Living life on the move leaves us constantly straining for breath. So we act on our gut or hit the ground running without pause for thought. Unexpected circumstances leave us winded or struggling to digest. We long for a moment to breathe deep when the water is up to our chin.
In many examples our language shows how tightly physical and mental wellbeing are tied to each other. This interplay is what breathing therapy works with. With a wide range of working techniques, the resilience of the whole person is being bolstered. Physical exercises and work on the massage bench are used accordingly. The breath accompanies the different aspects of this work in a unique way. It reflects every change in us and therefore shows us how we can proceed.
What is breathing therapy?
Breathing therapy is a body therapy and can also be seen as a body-centered psychotherapy. It is all about the connection between body and soul. The breath connects them both.
A healthy body allows us to manage crises better. Just like that, a healthy psyche does have a proven positive effect on the healing process of physical illnesses.
The interplay of mind, body and soul
The deep connection of mind, body and soul can, if disturbed, form a vicious cycle. If stress of any type grows beyond our capacities, we quickly develop mental or physical symptoms. An ill body does affect our mood negatively; just so, a mental problem will lead to physical illness over time. This is why the number of diseases being considered «psychosomatic» is growing constantly. Psycho-somatic means, they have physical-mental origins. This vicious cycle can be stopped with breathing therapy.
Communicating through breath
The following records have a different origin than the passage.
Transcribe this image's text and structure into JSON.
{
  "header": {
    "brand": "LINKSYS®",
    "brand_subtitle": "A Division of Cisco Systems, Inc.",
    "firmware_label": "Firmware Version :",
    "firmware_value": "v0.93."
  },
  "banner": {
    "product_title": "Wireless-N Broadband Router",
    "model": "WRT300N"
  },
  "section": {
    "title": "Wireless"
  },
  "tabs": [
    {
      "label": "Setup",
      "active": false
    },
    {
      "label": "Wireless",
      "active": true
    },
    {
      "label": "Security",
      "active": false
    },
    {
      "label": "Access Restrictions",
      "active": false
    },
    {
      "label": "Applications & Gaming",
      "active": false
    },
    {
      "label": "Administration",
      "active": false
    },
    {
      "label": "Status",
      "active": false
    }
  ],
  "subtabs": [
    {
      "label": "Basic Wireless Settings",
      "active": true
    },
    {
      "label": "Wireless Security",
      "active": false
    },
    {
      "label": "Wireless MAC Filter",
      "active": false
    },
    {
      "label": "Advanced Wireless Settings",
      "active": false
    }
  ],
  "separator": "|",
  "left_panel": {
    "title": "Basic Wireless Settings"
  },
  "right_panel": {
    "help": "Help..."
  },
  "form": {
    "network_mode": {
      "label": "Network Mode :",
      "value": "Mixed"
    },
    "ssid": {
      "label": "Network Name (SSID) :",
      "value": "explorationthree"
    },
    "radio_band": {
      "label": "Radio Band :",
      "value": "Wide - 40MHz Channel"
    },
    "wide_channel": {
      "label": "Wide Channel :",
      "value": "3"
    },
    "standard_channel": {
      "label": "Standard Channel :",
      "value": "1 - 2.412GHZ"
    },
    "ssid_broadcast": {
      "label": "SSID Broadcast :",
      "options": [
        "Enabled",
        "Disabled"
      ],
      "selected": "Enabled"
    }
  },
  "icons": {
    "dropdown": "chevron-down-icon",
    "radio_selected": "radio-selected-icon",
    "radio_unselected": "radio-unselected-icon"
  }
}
Our breathing is a unique function of our body. It is vital and it can be observed at any time. Moreover, we can influence it without special training. These unique properties are used in breathing therapy to access the intersection between mind, body and soul. The breath basically is a language through which we can communicate with our bodies. But communication should always go both ways.
This is why – unlike breathwork methods like Pranayama – breathing therapy does work very little with breathing techniques. The focus lies on a mindful observation of the changes in breath and body in a given situation. By doing this it becomes possible to learn the language of our body and to listen to it. The breath becomes the key to understanding formerly unconscious processes. With growing understanding of and respect towards our needs, the vicious cycle can be turned into a healing cycle.
The breath as a gateway to our nervous system
The special properties of our breath create a unique gateway to our autonomous nervous system. This complex system regulates activity and rest as well as a great number of processes in our bodies. If out of balance, it can lead to numerous symptoms. Through breathing therapy we can influence our autonomous nervous system. Therefore, this method can help with many problems either as standalone or as complementary therapy.
Breathing therapy is recognized by EMR and ASCA and is (partially) covered by certain insurance plans.
Limitations of breathing therapy
The method « ganzheitlich-integrative Atemtherapie IKP » being taught by the Institute for body-centered psychotherapy is not meant to be a replacement for your doctor or psychiatrist. Acute physical symptoms or psychotic conditions need to be supervised by a medical specialist.
There is no contraindication to the method itself but there are limitations depending on the knowledge of the therapist. Please contact me to see if and to which extent I can help you.
More about the training (in German):